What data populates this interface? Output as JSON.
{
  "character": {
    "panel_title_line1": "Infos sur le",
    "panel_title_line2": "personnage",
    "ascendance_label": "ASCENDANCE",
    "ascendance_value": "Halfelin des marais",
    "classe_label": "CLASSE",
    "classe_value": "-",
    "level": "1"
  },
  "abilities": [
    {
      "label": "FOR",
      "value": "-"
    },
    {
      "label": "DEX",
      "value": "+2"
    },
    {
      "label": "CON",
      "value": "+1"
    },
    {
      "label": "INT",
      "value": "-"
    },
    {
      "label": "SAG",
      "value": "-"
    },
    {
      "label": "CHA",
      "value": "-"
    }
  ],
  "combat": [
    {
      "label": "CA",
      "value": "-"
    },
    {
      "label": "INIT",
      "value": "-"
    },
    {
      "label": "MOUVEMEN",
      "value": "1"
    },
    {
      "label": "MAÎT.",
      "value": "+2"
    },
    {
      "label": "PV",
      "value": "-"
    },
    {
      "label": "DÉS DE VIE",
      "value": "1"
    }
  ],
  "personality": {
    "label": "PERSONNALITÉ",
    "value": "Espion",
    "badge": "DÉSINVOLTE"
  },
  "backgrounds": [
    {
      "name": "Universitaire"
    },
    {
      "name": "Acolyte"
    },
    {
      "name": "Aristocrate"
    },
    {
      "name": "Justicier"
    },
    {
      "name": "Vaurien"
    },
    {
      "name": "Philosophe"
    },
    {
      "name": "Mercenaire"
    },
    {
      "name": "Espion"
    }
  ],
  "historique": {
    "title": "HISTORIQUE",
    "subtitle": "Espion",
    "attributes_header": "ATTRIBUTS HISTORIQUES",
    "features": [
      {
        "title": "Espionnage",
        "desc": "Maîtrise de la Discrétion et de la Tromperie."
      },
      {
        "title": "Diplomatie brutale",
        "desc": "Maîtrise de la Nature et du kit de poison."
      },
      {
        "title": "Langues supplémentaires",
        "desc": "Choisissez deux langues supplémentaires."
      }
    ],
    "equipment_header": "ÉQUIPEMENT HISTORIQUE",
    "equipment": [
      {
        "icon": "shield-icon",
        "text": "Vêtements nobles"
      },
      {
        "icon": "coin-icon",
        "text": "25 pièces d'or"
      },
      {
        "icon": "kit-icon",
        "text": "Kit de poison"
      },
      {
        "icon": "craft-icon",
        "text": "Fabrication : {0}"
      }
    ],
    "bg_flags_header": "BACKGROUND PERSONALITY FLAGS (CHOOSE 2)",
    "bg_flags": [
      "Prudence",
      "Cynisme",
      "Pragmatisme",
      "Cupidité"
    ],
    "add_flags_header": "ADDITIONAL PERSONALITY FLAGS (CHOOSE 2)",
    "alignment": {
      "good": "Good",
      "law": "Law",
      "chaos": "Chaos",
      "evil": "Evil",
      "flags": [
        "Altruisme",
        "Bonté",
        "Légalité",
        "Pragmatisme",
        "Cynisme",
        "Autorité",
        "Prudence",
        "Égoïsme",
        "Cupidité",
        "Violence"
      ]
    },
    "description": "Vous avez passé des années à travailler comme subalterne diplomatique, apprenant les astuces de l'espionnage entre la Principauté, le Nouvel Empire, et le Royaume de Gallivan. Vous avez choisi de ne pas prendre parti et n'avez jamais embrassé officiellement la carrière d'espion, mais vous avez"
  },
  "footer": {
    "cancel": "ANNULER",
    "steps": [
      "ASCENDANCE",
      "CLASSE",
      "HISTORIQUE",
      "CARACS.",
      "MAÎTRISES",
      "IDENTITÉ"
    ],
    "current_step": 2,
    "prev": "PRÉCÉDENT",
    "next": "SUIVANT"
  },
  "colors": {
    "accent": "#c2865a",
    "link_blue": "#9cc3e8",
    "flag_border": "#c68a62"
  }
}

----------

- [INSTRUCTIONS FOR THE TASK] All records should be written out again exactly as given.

- [WRITTEN ANSWER]
What data populates this interface? Output as JSON.
{
  "character": {
    "panel_title_line1": "Infos sur le",
    "panel_title_line2": "personnage",
    "ascendance_label": "ASCENDANCE",
    "ascendance_value": "Halfelin des marais",
    "classe_label": "CLASSE",
    "classe_value": "-",
    "level": "1"
  },
  "abilities": [
    {
      "label": "FOR",
      "value": "-"
    },
    {
      "label": "DEX",
      "value": "+2"
    },
    {
      "label": "CON",
      "value": "+1"
    },
    {
      "label": "INT",
      "value": "-"
    },
    {
      "label": "SAG",
      "value": "-"
    },
    {
      "label": "CHA",
      "value": "-"
    }
  ],
  "combat": [
    {
      "label": "CA",
      "value": "-"
    },
    {
      "label": "INIT",
      "value": "-"
    },
    {
      "label": "MOUVEMEN",
      "value": "1"
    },
    {
      "label": "MAÎT.",
      "value": "+2"
    },
    {
      "label": "PV",
      "value": "-"
    },
    {
      "label": "DÉS DE VIE",
      "value": "1"
    }
  ],
  "personality": {
    "label": "PERSONNALITÉ",
    "value": "Espion",
    "badge": "DÉSINVOLTE"
  },
  "backgrounds": [
    {
      "name": "Universitaire"
    },
    {
      "name": "Acolyte"
    },
    {
      "name": "Aristocrate"
    },
    {
      "name": "Justicier"
    },
    {
      "name": "Vaurien"
    },
    {
      "name": "Philosophe"
    },
    {
      "name": "Mercenaire"
    },
    {
      "name": "Espion"
    }
  ],
  "historique": {
    "title": "HISTORIQUE",
    "subtitle": "Espion",
    "attributes_header": "ATTRIBUTS HISTORIQUES",
    "features": [
      {
        "title": "Espionnage",
        "desc": "Maîtrise de la Discrétion et de la Tromperie."
      },
      {
        "title": "Diplomatie brutale",
        "desc": "Maîtrise de la Nature et du kit de poison."
      },
      {
        "title": "Langues supplémentaires",
        "desc": "Choisissez deux langues supplémentaires."
      }
    ],
    "equipment_header": "ÉQUIPEMENT HISTORIQUE",
    "equipment": [
      {
        "icon": "shield-icon",
        "text": "Vêtements nobles"
      },
      {
        "icon": "coin-icon",
        "text": "25 pièces d'or"
      },
      {
        "icon": "kit-icon",
        "text": "Kit de poison"
      },
      {
        "icon": "craft-icon",
        "text": "Fabrication : {0}"
      }
    ],
    "bg_flags_header": "BACKGROUND PERSONALITY FLAGS (CHOOSE 2)",
    "bg_flags": [
      "Prudence",
      "Cynisme",
      "Pragmatisme",
      "Cupidité"
    ],
    "add_flags_header": "ADDITIONAL PERSONALITY FLAGS (CHOOSE 2)",
    "alignment": {
      "good": "Good",
      "law": "Law",
      "chaos": "Chaos",
      "evil": "Evil",
      "flags": [
        "Altruisme",
        "Bonté",
        "Légalité",
        "Pragmatisme",
        "Cynisme",
        "Autorité",
        "Prudence",
        "Égoïsme",
        "Cupidité",
        "Violence"
      ]
    },
    "description": "Vous avez passé des années à travailler comme subalterne diplomatique, apprenant les astuces de l'espionnage entre la Principauté, le Nouvel Empire, et le Royaume de Gallivan. Vous avez choisi de ne pas prendre parti et n'avez jamais embrassé officiellement la carrière d'espion, mais vous avez"
  },
  "footer": {
    "cancel": "ANNULER",
    "steps": [
      "ASCENDANCE",
      "CLASSE",
      "HISTORIQUE",
      "CARACS.",
      "MAÎTRISES",
      "IDENTITÉ"
    ],
    "current_step": 2,
    "prev": "PRÉCÉDENT",
    "next": "SUIVANT"
  },
  "colors": {
    "accent": "#c2865a",
    "link_blue": "#9cc3e8",
    "flag_border": "#c68a62"
  }
}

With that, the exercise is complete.